The exchange of letters between legislative leaders and Gov. Roy Cooper over the Atlantic Coast Pipeline continued Friday as lawmakers expressed exasperation with a response provided a day earlier by the governor’s chief of staff.

Rep. David Lewis, R-Harnett, and Sen. Bill Rabon, R-Brunswick, chairmen of the House and Senate rules committees, respectively, resubmitted questions to Chief of Staff Kristi Jones and added a few more. The lawmakers said Jones had failed to respond adequately to queries they posed Feb. 12 to Lee Lilley, Cooper’s legislative liaison.

“These are not difficult or complex questions, so hopefully, the third time will be the charm,” the letter said.

The agreement, signed Jan. 25 by Cooper attorney William McKinney, set the framework for a $57.8-million payment from the four utilities operating the Atlantic Coast Pipeline to an escrow fund controlled by Cooper. According to the deal, the fund would pay for environmental mitigation, economic development, and renewable energy projects in the eight counties affected by the massive natural gas pipeline.

But that agreement included few details. And it raised a host of questions from lawmakers, outside experts, and the media about a discretionary fund, controlled by the governor and handled outside the normal legislative spending process.

Lilley, a former lobbyist for pipeline operator Dominion Power, had faced a barrage of questions related to the pipeline deal during a Feb. 8 meeting of the House and Senate appropriations committees. Jones sent her response Thursday on Cooper’s behalf, largely restating positions he had offered piecemeal through spokesmen and in a Feb. 14 press conference.

Jones said the pipeline fund was not connected to the approval of permits for the pipeline. The fund wouldn’t be controlled by Cooper but instead administered by a board similar to the ones managing two other state grantmaking agencies, the Rural Infrastructure Authority and the Clean Water Management Trust Fund, she added. And, in a swipe at the legislature, she said the passage of House Bill 90, a measure diverting the $57.8-million offer from the pipeline to school districts in the affected counties, may wind up killing the agreement.

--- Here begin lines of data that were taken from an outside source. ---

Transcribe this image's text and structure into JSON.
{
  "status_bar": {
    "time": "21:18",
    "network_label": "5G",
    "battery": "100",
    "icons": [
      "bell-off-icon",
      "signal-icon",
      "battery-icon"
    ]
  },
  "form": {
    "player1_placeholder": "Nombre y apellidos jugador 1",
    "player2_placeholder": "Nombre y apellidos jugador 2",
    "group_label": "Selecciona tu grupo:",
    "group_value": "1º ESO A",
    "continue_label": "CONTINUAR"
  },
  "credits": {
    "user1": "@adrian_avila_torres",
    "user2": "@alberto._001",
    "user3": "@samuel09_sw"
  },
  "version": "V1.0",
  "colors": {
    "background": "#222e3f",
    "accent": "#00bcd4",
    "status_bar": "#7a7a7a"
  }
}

The General Assembly’s Friday reaction was pointed. The Lewis-Rabon letter broke out quotes from Jones’ letter that seemed to respond to individual questions and left others Jones did not address blank.

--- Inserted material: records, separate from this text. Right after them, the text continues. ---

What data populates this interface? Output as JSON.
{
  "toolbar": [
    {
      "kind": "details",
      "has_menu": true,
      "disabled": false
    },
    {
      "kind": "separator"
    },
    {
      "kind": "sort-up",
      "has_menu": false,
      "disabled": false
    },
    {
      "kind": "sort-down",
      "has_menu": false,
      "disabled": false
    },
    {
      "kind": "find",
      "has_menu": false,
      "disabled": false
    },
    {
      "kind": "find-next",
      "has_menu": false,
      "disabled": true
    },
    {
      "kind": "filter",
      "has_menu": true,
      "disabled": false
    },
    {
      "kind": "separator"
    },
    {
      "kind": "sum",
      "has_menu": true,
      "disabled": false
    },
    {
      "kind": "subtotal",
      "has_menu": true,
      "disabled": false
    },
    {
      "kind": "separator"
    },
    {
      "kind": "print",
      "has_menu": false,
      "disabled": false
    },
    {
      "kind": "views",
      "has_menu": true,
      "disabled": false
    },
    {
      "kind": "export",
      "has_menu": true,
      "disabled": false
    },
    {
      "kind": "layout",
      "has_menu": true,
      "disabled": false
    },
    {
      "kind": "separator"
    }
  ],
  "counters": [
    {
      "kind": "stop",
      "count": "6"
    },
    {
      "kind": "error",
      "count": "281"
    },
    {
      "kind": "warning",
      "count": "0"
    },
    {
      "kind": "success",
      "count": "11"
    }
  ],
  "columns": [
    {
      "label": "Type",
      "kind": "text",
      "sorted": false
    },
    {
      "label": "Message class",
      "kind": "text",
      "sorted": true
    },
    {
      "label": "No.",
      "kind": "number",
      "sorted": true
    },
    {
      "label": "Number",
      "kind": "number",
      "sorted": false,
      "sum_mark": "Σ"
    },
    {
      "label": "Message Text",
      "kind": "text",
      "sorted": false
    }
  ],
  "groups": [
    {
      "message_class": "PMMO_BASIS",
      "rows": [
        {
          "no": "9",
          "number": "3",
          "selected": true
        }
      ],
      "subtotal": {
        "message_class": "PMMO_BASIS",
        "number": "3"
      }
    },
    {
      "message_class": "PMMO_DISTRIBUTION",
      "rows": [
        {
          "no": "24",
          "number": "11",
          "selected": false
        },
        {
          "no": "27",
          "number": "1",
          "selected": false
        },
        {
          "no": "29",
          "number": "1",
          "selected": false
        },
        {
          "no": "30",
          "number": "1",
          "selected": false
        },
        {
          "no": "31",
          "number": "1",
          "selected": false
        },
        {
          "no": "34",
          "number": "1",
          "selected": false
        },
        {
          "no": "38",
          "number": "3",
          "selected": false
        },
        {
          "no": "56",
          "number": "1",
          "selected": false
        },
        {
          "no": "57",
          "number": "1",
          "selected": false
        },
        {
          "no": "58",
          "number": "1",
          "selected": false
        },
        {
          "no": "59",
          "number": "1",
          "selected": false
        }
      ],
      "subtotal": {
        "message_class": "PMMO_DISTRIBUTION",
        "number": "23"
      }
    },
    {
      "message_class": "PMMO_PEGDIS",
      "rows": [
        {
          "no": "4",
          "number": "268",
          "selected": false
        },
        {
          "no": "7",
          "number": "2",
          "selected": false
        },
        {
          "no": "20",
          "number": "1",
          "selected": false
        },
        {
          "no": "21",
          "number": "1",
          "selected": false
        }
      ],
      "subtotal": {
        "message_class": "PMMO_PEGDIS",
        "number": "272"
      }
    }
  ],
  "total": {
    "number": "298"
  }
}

Then they posed seven new queries:

• Exactly when in 2017 did pipeline negotiations begin?

• How does Jones’ statement that Cooper was never expected to be in charge of the fund square with the clear language of the agreement, which places the governor or his proxies in control?

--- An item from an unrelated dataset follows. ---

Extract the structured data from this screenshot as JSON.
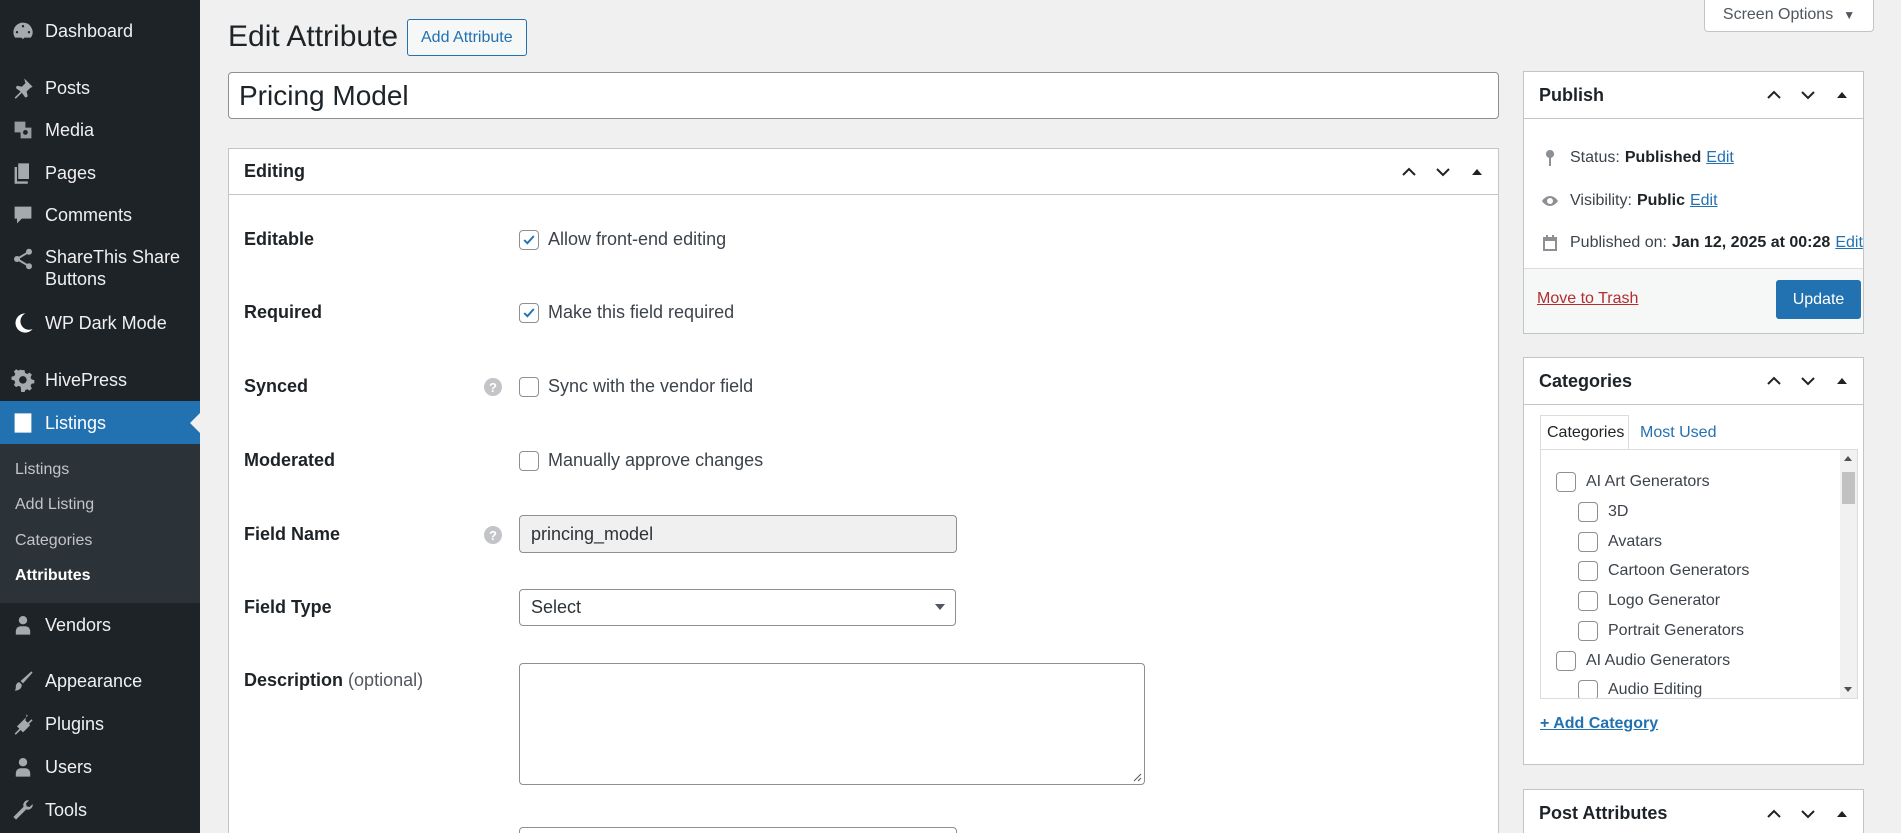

• Have the pipeline operators threatened to withdraw from the fund, or would Cooper get the money and choose not to spend it on poor, rural school districts?

• Why doesn’t the governor think boosting education spending in poor counties would eventually help economic development there?

• Did anyone connected to the governor or the executive branch ask Rep. Pricey Harrison, D-Guilford, to retract an earlier statement that the funding deal was connected to approving permits for the pipeline?

• Why did Cooper suggest the Rural Infrastructure Authority and the Clean Water Management Trust Fund as models to distribute the pipeline money when he has named both agencies in court filings as unconstitutional because they do not give the governor enough appointment powers?

• Who does Cooper expect to pay for the pipeline fund: shareholders or ratepayers? Lawmakers say he has suggested either may be on the hook.

The Lewis-Rabon letter demanded a full response no later than Monday, Feb. 19.